++++ RECORDS SUPPLIED ++++

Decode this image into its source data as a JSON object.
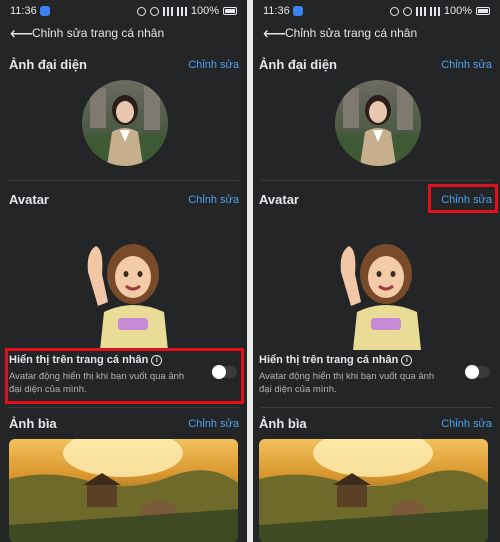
{
  "status_bar": {
    "time": "11:36",
    "battery": "100%"
  },
  "header": {
    "title": "Chỉnh sửa trang cá nhân"
  },
  "profile_photo": {
    "title": "Ảnh đại diện",
    "edit": "Chỉnh sửa"
  },
  "avatar": {
    "title": "Avatar",
    "edit": "Chỉnh sửa"
  },
  "show_on_profile": {
    "title": "Hiển thị trên trang cá nhân",
    "description": "Avatar động hiển thị khi bạn vuốt qua ảnh đại diện của mình.",
    "enabled": false
  },
  "cover_photo": {
    "title": "Ảnh bìa",
    "edit": "Chỉnh sửa"
  },
  "highlight_color": "#e0101c",
  "accent_color": "#4aa3f0"
}
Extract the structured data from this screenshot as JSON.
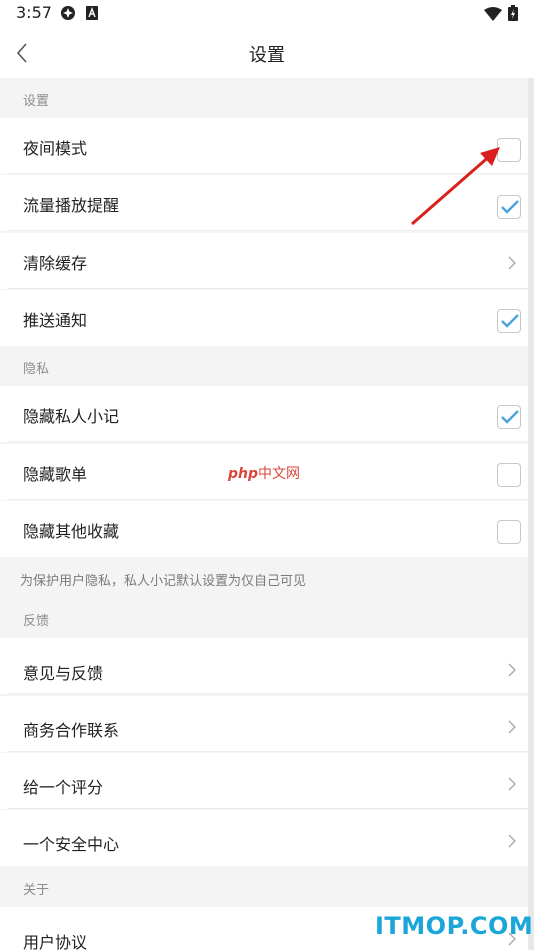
{
  "status_bar": {
    "time": "3:57"
  },
  "nav": {
    "title": "设置"
  },
  "sections": {
    "settings_header": "设置",
    "night_mode": "夜间模式",
    "data_playback_alert": "流量播放提醒",
    "clear_cache": "清除缓存",
    "push_notifications": "推送通知",
    "privacy_header": "隐私",
    "hide_private_notes": "隐藏私人小记",
    "hide_playlists": "隐藏歌单",
    "hide_other_favorites": "隐藏其他收藏",
    "privacy_note": "为保护用户隐私，私人小记默认设置为仅自己可见",
    "feedback_header": "反馈",
    "opinion_feedback": "意见与反馈",
    "business_contact": "商务合作联系",
    "give_rating": "给一个评分",
    "security_center": "一个安全中心",
    "about_header": "关于",
    "user_agreement": "用户协议"
  },
  "checkbox_states": {
    "night_mode": false,
    "data_playback_alert": true,
    "push_notifications": true,
    "hide_private_notes": true,
    "hide_playlists": false,
    "hide_other_favorites": false
  },
  "colors": {
    "check": "#4aa3df",
    "annotation_arrow": "#d9201c"
  },
  "watermarks": {
    "center_php": "php",
    "center_cn": "中文网",
    "corner": "ITMOP.COM"
  }
}
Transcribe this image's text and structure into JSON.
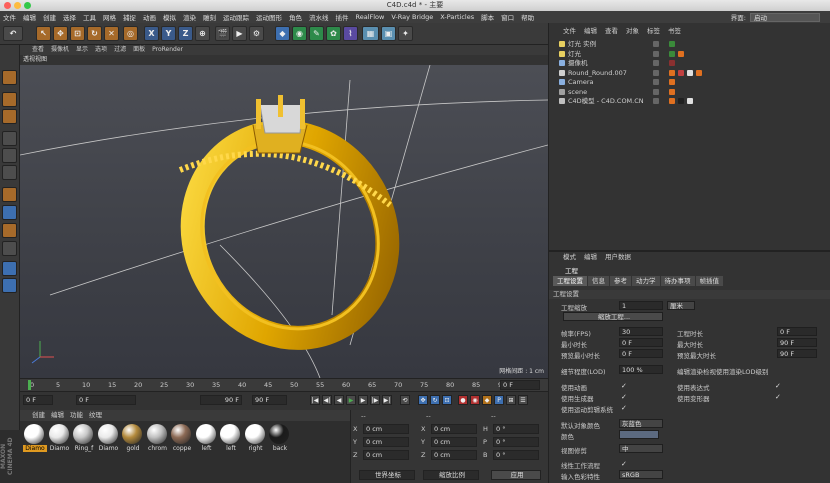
{
  "window": {
    "title": "C4D.c4d * - 主要"
  },
  "menu": {
    "items": [
      "文件",
      "编辑",
      "创建",
      "选择",
      "工具",
      "网格",
      "捕捉",
      "动画",
      "模拟",
      "渲染",
      "雕刻",
      "运动跟踪",
      "运动图形",
      "角色",
      "流水线",
      "插件",
      "RealFlow",
      "V-Ray Bridge",
      "X-Particles",
      "脚本",
      "窗口",
      "帮助"
    ],
    "layout_label": "界面:",
    "layout_value": "启动"
  },
  "toolbar": {
    "axis_x": "X",
    "axis_y": "Y",
    "axis_z": "Z"
  },
  "viewport": {
    "menu": [
      "查看",
      "摄像机",
      "显示",
      "选项",
      "过滤",
      "面板",
      "ProRender"
    ],
    "label": "透视视图",
    "grid_spacing": "网格间距 : 1 cm"
  },
  "timeline": {
    "ticks": [
      "0",
      "5",
      "10",
      "15",
      "20",
      "25",
      "30",
      "35",
      "40",
      "45",
      "50",
      "55",
      "60",
      "65",
      "70",
      "75",
      "80",
      "85",
      "90"
    ],
    "current_frame": "0 F"
  },
  "playback": {
    "start": "0 F",
    "min": "0 F",
    "max": "90 F",
    "end": "90 F"
  },
  "materials": {
    "menu": [
      "创建",
      "编辑",
      "功能",
      "纹理"
    ],
    "items": [
      {
        "label": "Diamo",
        "color": "#ffffff",
        "selected": true
      },
      {
        "label": "Diamo",
        "color": "#e9e9e9"
      },
      {
        "label": "Ring_f",
        "color": "#c8c8c8"
      },
      {
        "label": "Diamo",
        "color": "#eaeaea"
      },
      {
        "label": "gold",
        "color": "#b38a3c"
      },
      {
        "label": "chrom",
        "color": "#c0c0c0"
      },
      {
        "label": "coppe",
        "color": "#8c6a55"
      },
      {
        "label": "left",
        "color": "#ffffff"
      },
      {
        "label": "left",
        "color": "#ffffff"
      },
      {
        "label": "right",
        "color": "#ffffff"
      },
      {
        "label": "back",
        "color": "#1a1a1a"
      }
    ],
    "brand": "MAXON CINEMA 4D"
  },
  "coords": {
    "header1": "--",
    "header2": "--",
    "header3": "--",
    "rows": [
      [
        "X",
        "0 cm",
        "X",
        "0 cm",
        "H",
        "0 °"
      ],
      [
        "Y",
        "0 cm",
        "Y",
        "0 cm",
        "P",
        "0 °"
      ],
      [
        "Z",
        "0 cm",
        "Z",
        "0 cm",
        "B",
        "0 °"
      ]
    ],
    "world": "世界坐标",
    "scale": "缩放比例",
    "apply": "应用"
  },
  "objects": {
    "menu": [
      "文件",
      "编辑",
      "查看",
      "对象",
      "标签",
      "书签"
    ],
    "rows": [
      {
        "name": "灯光 实例"
      },
      {
        "name": "灯光"
      },
      {
        "name": "摄像机"
      },
      {
        "name": "Round_Round.007"
      },
      {
        "name": "Camera"
      },
      {
        "name": "scene"
      },
      {
        "name": "C4D模型 - C4D.COM.CN"
      }
    ]
  },
  "attributes": {
    "menu": [
      "模式",
      "编辑",
      "用户数据"
    ],
    "title": "工程",
    "tabs": [
      "工程设置",
      "信息",
      "参考",
      "动力学",
      "待办事项",
      "帧插值"
    ],
    "section": "工程设置",
    "scale_label": "工程缩放",
    "scale_value": "1",
    "scale_unit": "厘米",
    "scale_button": "缩放工程...",
    "fps_label": "帧率(FPS)",
    "fps": "30",
    "time_label": "工程时长",
    "time": "0 F",
    "min_label": "最小时长",
    "min": "0 F",
    "max_label": "最大时长",
    "max": "90 F",
    "pmin_label": "预览最小时长",
    "pmin": "0 F",
    "pmax_label": "预览最大时长",
    "pmax": "90 F",
    "lod_label": "细节程度(LOD)",
    "lod": "100 %",
    "lod_note": "编辑渲染检视使用渲染LOD级别",
    "anim_label": "使用动画",
    "expr_label": "使用表达式",
    "gen_label": "使用生成器",
    "deform_label": "使用变形器",
    "motion_label": "使用运动剪辑系统",
    "defcolor_label": "默认对象颜色",
    "defcolor": "灰蓝色",
    "color_label": "颜色",
    "clip_label": "视图修剪",
    "clip": "中",
    "linear_label": "线性工作流程",
    "input_label": "输入色彩特性",
    "input": "sRGB"
  }
}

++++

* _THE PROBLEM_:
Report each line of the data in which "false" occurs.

* _EXERCISE ANSWER_:
    "enabled": false
    "night_mode": false,
    "hide_playlists": false,
    "hide_other_favorites": false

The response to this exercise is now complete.